I can’t start painting knowing what I’m going to make, my brain won’t let me begin with a plan…I can only start ‘seeing’ things once I’ve got colour on the canvas, then I can react to it by varying the tone and adding relational shapes. I draw scruffy little sketches in between each layer of painting and often work over things that are already on the canvas. People are often surprised that my paintings are quite lumpy and physical in real life because when you see them online they look very graphic and precise…but they are definitely paintings and not images, they have textures and inconsistencies and you can see the layers of work underneath the painting’s surface.
CP: Although I haven’t dropped any NFTs yet, I am currently in talks about doing so…so I might have more news on this soon! I’m still learning about NFTs but what I’m really interested in about them is the way in which they have the potential to democratise the art world and give artists outside of the traditional gallery system a voice. This is how I see social media too, it’s allowed me to be present and connect with more artists, collectors, gallerists or people who are just interested in my work than opportunities in the real world have ever allowed. It’s an important part of my professional practice each day and I’ve had some amazing conversations about art on social media, as well as finding cool projects and meeting people who have become friends in real life. I like showing images from my studio on social media and talking about how my paintings are made, I enjoy sharing these insights as I believe that everyone should have space in their lives to be creative and shouldn’t be scared to make a mark or express themselves. Being an artist is the best and I want as many people as possible to feel the happiness that I do in the studio each day.

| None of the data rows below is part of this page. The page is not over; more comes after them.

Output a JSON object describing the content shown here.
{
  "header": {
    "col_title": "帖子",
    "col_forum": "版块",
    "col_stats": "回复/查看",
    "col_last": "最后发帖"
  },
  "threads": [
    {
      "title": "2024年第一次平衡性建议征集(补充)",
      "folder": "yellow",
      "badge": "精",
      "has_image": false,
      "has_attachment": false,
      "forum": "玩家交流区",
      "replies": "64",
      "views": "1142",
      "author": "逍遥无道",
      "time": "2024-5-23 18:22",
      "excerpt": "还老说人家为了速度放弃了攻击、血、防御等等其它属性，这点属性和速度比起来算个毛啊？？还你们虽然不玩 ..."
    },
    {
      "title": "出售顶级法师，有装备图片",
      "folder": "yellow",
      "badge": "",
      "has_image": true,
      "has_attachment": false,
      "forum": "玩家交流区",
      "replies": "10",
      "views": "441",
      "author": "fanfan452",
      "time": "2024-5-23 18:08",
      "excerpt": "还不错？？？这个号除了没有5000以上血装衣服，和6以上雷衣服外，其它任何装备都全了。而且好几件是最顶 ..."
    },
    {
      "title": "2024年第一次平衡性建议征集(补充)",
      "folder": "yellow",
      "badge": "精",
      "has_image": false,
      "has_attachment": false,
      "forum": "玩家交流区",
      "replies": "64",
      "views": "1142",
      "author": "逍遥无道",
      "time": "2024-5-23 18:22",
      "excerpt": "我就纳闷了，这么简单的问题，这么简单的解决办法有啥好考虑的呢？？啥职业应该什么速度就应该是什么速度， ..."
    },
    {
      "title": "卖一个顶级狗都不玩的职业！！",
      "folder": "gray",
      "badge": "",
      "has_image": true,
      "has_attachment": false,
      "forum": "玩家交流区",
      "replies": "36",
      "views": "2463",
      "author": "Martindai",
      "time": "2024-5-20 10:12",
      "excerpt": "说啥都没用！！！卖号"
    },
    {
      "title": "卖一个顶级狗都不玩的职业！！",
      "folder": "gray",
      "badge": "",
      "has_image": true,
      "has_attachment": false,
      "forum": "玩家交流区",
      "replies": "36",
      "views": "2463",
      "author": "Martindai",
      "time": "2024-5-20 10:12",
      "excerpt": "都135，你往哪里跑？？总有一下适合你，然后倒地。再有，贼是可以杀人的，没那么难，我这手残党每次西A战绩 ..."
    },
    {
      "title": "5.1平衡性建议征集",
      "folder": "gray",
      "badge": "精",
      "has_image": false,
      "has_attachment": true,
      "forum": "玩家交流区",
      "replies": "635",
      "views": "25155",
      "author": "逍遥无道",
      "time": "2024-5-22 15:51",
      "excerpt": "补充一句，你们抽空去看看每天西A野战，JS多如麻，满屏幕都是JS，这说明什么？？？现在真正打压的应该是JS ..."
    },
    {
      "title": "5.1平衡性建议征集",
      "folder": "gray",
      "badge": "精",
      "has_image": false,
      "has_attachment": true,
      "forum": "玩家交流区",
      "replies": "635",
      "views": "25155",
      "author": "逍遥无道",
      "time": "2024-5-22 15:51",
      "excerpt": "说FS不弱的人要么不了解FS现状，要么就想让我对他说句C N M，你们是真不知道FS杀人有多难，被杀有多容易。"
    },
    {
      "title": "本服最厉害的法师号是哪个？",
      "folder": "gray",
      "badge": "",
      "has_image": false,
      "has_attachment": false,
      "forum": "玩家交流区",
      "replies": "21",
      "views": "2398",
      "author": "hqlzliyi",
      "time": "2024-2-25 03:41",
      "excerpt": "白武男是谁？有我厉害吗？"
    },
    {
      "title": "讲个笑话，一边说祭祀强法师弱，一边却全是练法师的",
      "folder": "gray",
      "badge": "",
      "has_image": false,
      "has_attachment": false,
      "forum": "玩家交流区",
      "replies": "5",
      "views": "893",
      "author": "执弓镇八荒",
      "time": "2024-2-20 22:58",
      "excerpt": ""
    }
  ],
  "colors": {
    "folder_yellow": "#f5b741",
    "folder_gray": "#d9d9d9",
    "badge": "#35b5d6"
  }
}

Thank you to Charley Peters for participating in The Art Five, Issue 23.
Charley Peters will be showing new paintings at London Art Fair, 19 - 23 January 2022, with Virginia Damtsa / Virginia Visual Arts.
About Charley Peters
Charley Peters lives and works in London and exhibits internationally, showing recently at Saatchi Gallery (London), Eagle Gallery at London Art Fair (London), Hauser & Wirth Showroom (London), Fold Gallery (London), Z20 Sara Zanin Gallery (Rome), Yantai Art Museum (Yantai), Art 2 (New York) and National Museum of Gdansk (Gdansk). Her clients include House of Vans, Facebook, ITV, Centrepoint, Everpress, Boutique Kaotique and Hospital Rooms. Peters completed a PhD in Fine Art Theory and Practice in 2006, which explored notions of interior space in art and its relationship to Freud’s writings on The Uncanny, and she has contributed writing about painting to online and print publications that include Instantloveland, A-N, Turps Banana and Abstract Critical. Peters is a peer reviewer for The Journal of Contemporary Painting and on the editorial board of Turps Banana. She is a visiting tutor in Fine Art at City & Guilds of London Art School, a visiting painting mentor at Turps Art School and a Postgraduate Senior Lecturer at University of the Arts London.
All images courtesy of the Artist.